» **EXERCISE GOAL**
Your answer should hold each line of the material that contains the word "číslo".

------------------------------------------------------------------------

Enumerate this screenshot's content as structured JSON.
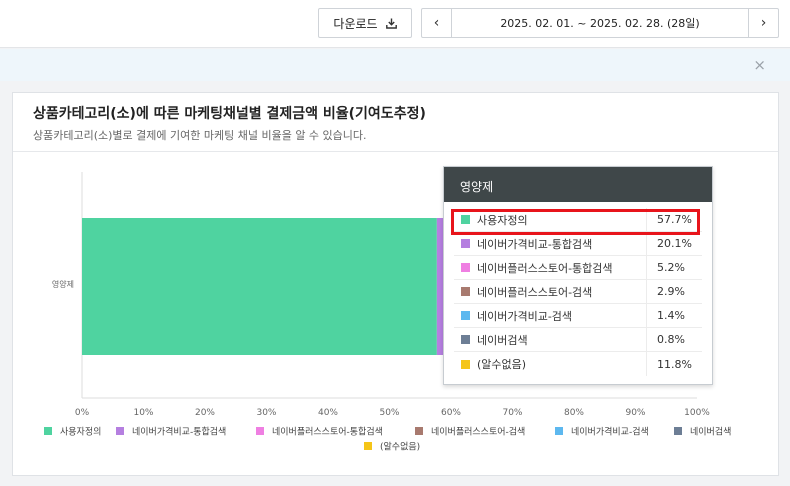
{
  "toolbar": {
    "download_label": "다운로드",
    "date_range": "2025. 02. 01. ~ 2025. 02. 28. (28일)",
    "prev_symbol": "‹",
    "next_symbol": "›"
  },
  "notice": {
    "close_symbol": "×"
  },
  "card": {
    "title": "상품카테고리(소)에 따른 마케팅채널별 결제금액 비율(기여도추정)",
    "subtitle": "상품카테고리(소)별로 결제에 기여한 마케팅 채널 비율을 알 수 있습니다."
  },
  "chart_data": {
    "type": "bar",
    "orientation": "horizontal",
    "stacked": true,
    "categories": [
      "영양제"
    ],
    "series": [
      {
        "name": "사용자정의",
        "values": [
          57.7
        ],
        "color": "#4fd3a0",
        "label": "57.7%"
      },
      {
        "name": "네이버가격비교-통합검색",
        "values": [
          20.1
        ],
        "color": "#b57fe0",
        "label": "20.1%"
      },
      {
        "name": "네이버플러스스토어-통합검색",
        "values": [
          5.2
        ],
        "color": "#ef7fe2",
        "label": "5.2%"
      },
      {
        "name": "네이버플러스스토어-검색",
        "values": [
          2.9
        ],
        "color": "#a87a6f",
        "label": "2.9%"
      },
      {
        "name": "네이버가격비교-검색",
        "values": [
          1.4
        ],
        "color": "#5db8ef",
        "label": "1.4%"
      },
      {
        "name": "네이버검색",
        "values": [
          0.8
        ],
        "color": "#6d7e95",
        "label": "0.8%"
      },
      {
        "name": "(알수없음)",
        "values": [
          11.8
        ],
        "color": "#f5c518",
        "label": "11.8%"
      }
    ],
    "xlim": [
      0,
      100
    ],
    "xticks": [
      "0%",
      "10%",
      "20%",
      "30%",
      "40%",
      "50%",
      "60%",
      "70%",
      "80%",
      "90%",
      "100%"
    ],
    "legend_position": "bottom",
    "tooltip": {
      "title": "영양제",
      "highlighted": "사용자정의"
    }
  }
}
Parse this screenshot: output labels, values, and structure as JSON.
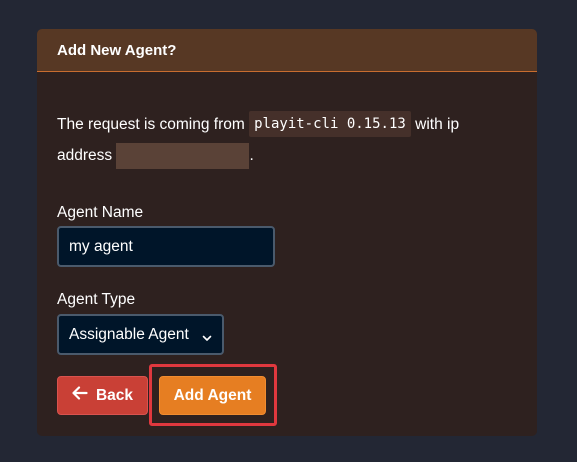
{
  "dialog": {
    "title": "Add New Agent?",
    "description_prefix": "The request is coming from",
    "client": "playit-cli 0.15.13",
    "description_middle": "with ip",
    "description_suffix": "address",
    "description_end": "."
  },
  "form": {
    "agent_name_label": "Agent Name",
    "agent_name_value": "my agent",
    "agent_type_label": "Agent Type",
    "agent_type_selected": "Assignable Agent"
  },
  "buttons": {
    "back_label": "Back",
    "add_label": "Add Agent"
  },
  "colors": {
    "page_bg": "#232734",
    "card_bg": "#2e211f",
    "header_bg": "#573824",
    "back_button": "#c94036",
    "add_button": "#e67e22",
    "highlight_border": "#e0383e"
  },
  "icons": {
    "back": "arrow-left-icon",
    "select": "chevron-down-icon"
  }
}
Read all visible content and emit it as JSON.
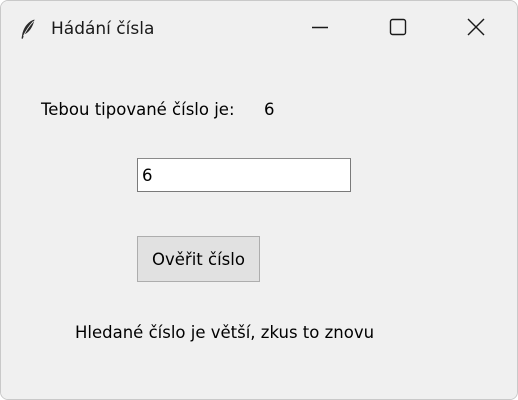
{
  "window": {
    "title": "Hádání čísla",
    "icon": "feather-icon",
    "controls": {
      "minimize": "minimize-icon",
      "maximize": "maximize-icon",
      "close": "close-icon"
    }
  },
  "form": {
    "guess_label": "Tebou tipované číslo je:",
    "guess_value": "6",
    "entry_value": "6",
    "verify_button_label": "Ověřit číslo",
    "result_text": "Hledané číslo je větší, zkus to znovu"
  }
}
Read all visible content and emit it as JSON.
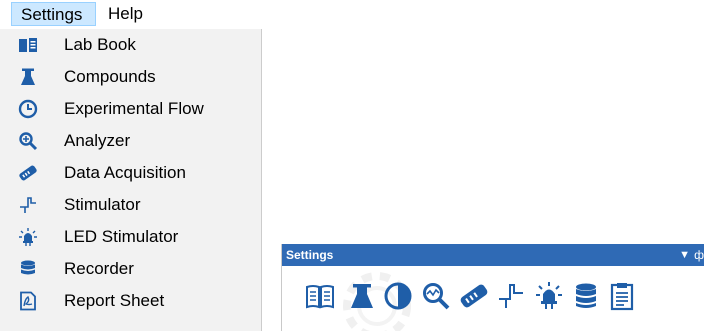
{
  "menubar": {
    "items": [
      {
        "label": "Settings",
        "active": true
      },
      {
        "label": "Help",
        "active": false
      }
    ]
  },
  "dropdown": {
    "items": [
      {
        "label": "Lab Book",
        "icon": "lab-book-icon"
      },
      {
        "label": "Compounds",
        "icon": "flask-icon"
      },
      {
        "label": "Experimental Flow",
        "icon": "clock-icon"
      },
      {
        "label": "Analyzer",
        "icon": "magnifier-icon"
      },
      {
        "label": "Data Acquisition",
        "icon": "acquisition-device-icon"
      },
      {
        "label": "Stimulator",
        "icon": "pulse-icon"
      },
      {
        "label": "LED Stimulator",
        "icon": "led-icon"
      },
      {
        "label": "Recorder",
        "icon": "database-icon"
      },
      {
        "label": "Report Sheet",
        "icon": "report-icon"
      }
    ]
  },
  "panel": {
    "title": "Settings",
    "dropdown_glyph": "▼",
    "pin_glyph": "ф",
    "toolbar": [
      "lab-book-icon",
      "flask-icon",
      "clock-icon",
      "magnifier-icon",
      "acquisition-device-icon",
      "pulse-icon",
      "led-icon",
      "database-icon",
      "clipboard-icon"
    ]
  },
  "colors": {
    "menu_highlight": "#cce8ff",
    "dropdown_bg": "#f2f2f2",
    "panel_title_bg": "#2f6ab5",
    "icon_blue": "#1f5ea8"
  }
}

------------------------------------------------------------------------

» **SOLUTION FOR THIS PROBLEM**
    "guess_label": "Tebou tipované číslo je:",
    "verify_button_label": "Ověřit číslo",
    "result_text": "Hledané číslo je větší, zkus to znovu"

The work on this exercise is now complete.